THE scene with Driver and Johansson going at each other exponentially harder and heavier criticism-wise is one of the most emotionally powerful dialogues of the millennium. The raw emotion and the physical movements that both actors can bring into the fight are absurdly impressive. Their chemistry is so inexplicably real. I never, not even for a single second, thought that I was watching fictional characters. Nicole and Charlie can very well be our neighbors or part of our family. Baumbach's use of long takes really elevate every single sequence, allowing the protagonists to move around the set and actually act.
Technically, there's no better acting this year than what Driver and Johansson deliver. Both are always moving and doing a lot of things while giving their lines. Making dinner, drinking tea, going to the bathroom, chopping a carrot, blowing their nose, standing up, sitting down, walking around the room, crying, smiling, laughing… All of this in a single take! Several times!! Scarlett shows more emotion throughout the runtime than her counterpart, but Adam proves why he's the frontrunner at the 2019's Oscars. His restraint when Charlie is trying to be polite even though he's mad, or his explosive behavior when his character decides to finally let go (excellent build-up), are some of the attributes that make his performance my favorite of the year.
Not trying to diminish Johansson's display. Both deliver career-best performances, in my opinion. Both deserve every award that exists. The supporting cast is also impeccable, and I know that Laura Dern (Nora Fanshaw) is probably going to be nominated. Still, the two leads are so engaging and captivating that I couldn't be impressed with anyone else. The only person to rise to the main actors' level is Noah Baumbach himself. With the best screenplay of 2019, he offers the audience an incredibly complex story, filled with subtle details and exceptional dialogue.
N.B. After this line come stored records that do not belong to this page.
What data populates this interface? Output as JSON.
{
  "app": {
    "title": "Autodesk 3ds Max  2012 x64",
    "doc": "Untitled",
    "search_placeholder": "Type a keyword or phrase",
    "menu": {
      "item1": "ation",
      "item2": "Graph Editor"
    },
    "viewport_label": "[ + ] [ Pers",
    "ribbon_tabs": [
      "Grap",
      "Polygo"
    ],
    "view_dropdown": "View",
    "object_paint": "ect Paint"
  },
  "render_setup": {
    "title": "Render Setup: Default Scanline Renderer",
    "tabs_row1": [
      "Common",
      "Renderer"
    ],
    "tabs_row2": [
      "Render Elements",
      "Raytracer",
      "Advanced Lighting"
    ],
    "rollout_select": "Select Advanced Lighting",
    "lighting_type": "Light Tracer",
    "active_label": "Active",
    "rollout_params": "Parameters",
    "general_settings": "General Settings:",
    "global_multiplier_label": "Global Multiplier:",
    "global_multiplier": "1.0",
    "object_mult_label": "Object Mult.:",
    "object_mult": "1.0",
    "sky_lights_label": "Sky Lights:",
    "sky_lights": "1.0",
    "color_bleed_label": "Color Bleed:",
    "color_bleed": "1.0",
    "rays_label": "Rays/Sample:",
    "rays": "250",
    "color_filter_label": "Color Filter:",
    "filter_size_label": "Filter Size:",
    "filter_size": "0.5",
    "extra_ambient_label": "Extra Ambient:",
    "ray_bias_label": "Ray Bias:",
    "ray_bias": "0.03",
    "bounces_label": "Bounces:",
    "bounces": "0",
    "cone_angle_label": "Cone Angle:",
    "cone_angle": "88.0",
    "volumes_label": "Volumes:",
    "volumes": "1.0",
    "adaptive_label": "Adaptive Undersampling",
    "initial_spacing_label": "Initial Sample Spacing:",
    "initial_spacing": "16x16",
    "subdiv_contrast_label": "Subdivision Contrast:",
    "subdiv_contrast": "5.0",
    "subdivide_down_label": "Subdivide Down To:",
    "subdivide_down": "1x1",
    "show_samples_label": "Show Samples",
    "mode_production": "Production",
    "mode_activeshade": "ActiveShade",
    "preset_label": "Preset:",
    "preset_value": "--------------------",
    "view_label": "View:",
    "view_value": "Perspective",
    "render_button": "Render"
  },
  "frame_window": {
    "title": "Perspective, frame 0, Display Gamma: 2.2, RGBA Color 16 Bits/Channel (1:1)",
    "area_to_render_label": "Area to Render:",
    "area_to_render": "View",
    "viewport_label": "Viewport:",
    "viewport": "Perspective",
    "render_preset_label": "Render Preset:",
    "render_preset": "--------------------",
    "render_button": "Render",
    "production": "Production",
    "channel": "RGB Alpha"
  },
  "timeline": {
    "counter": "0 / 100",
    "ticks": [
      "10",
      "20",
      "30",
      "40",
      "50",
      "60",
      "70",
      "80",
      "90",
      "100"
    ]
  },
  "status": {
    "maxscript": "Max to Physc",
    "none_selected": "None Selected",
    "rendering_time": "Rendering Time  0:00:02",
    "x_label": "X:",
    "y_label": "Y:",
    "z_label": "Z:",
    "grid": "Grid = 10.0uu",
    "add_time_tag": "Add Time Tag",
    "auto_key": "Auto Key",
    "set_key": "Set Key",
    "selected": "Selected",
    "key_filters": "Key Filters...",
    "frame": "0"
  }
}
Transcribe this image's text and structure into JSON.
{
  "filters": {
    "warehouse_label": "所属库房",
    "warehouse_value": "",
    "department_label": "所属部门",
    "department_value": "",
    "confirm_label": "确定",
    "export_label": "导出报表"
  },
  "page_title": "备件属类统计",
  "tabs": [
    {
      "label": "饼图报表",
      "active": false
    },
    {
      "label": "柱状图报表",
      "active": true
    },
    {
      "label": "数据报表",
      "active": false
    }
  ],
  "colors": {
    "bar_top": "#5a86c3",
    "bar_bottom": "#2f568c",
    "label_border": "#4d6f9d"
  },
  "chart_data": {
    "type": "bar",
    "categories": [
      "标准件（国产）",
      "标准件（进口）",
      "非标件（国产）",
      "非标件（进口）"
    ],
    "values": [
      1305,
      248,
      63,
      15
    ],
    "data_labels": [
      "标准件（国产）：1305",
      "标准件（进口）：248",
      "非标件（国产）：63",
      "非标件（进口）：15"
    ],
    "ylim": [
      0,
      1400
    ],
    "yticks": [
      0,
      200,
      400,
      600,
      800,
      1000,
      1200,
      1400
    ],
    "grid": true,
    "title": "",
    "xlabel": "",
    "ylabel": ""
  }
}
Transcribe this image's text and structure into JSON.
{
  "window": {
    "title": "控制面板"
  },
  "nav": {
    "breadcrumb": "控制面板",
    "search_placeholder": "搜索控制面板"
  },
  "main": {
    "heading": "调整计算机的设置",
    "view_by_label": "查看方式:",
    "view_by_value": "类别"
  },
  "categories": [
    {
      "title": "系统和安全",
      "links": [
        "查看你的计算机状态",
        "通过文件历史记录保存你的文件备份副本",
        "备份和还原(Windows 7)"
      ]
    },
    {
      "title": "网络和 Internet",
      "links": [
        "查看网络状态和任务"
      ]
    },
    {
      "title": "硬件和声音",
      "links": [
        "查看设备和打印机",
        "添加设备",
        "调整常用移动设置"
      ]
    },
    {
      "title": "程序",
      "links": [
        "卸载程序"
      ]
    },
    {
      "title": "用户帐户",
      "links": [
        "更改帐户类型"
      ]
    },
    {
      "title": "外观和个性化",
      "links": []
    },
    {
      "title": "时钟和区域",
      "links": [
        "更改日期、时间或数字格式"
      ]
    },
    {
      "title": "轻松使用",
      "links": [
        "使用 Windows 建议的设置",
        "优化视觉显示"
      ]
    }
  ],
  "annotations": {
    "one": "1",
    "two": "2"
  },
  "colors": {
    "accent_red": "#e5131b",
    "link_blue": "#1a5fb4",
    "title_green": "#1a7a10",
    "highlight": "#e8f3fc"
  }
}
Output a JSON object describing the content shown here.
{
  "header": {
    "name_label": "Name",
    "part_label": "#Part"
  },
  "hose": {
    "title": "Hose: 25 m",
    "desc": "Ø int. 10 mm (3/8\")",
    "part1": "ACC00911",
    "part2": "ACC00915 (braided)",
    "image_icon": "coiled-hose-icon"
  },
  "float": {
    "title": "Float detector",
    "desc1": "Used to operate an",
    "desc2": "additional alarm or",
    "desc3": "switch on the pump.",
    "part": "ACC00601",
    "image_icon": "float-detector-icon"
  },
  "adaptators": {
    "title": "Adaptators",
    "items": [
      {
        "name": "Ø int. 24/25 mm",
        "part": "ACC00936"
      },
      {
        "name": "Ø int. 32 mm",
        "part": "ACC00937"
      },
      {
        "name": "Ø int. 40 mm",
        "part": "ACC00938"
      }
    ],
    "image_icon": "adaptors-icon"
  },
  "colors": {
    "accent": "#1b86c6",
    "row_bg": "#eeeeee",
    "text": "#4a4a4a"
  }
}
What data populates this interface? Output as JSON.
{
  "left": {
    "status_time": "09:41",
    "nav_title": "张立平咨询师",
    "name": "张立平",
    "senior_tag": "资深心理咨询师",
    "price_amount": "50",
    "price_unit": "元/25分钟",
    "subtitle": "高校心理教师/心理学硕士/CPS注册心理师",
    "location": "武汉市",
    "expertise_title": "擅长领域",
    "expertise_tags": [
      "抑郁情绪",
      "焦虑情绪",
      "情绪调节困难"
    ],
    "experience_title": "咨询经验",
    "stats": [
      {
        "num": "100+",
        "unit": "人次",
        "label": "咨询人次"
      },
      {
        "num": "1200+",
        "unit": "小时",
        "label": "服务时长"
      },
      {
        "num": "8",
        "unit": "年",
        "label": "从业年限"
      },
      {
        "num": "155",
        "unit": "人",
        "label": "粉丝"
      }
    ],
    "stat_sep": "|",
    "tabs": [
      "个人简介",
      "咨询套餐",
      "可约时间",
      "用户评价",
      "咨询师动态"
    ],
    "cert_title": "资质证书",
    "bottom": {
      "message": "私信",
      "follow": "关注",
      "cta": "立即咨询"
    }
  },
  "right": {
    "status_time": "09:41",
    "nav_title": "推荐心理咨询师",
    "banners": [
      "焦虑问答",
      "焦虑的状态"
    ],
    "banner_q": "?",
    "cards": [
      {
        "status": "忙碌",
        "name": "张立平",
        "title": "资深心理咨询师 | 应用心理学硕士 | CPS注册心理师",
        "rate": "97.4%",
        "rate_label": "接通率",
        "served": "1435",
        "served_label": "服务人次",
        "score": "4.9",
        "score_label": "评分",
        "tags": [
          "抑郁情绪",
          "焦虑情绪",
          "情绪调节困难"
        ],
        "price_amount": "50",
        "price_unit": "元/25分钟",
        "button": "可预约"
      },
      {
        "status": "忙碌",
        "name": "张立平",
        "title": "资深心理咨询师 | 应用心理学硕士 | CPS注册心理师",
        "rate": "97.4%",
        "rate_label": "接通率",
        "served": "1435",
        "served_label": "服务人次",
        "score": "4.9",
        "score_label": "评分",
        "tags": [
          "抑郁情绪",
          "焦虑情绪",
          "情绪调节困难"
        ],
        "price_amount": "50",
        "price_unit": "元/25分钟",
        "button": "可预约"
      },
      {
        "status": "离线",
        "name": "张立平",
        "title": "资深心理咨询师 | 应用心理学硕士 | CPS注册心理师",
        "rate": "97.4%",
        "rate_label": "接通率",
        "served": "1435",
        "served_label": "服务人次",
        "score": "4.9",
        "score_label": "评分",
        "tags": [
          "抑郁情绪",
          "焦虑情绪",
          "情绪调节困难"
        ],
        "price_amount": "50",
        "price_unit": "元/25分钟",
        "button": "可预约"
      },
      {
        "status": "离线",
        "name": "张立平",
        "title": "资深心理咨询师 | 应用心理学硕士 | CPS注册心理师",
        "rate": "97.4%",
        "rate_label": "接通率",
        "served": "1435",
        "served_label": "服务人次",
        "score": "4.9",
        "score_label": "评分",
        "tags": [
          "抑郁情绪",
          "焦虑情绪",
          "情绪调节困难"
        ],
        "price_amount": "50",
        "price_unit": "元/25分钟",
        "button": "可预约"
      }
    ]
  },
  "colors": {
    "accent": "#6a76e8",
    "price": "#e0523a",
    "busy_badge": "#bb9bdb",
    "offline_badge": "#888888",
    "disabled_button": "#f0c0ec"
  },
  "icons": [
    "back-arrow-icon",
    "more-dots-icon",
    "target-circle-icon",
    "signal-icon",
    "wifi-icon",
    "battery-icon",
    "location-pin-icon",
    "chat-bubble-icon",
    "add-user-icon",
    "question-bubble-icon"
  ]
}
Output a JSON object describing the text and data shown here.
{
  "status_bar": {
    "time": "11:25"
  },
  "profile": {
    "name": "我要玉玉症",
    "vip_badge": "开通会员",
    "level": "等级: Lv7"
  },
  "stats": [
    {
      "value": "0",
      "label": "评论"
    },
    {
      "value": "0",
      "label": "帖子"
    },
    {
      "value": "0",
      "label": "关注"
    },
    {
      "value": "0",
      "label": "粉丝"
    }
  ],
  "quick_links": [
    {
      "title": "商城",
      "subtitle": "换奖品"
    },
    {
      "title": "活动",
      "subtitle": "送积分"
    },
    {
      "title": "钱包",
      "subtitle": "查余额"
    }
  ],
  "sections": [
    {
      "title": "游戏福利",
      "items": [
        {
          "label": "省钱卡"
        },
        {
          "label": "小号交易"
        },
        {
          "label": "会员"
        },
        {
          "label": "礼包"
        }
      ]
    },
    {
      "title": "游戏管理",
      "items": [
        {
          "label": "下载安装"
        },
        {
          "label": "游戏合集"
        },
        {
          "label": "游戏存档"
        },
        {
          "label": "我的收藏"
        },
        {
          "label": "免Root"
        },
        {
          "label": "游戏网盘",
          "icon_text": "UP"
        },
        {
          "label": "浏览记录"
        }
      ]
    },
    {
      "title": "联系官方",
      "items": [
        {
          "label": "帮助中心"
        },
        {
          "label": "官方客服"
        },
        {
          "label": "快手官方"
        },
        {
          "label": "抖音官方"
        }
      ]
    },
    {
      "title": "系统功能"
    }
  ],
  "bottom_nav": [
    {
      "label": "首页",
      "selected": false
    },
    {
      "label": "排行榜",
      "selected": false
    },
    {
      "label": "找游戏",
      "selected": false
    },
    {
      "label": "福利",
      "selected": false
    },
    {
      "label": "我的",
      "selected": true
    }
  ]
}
He controls the movie's pacing beautifully, and he knows the right moments to insert a little joke to lighten up the dark, depressing mood. My only issue with the film has to do with its replay value. We all have been through this situation: watching a fantastic movie, only once, and never again. Marriage Story is going to be one of those films for me. I love everything about it, but I know the chances of a rewatch are very, very small. It's a profoundly unsettling story, super uncomfortable at times, and I really don't want to go through the sadness and frustration all over again.
All in all, Noah Baumbach delivers what I believe to be its career-best flick, Marriage Story. With the best screenplay of 2019, as well as one the best directions, this is the closest the world is ever going to get to a realistic depiction of a divorce. Scarlett Johansson and Adam Driver also give the best performances of their lives, elevating every single scene, dialogue, argument, or joke. The long takes allow them to shine and actually work as actors, moving around the set and doing domestic/job tasks, while delivering their lines. Technically, both Baumbach and the entire cast are absolutely perfect. It's an extremely emotional narrative, very depressing, sad, and even uncomfortable at times, which might scare some people off, especially if they've been through this. Despite its replay value being affected (a rewatch is very unlikely), it's a phenomenal lesson in storytelling that stays with us long after it's finished. Easily, one of the best movies of 2019. Don't miss it, and try not to cry.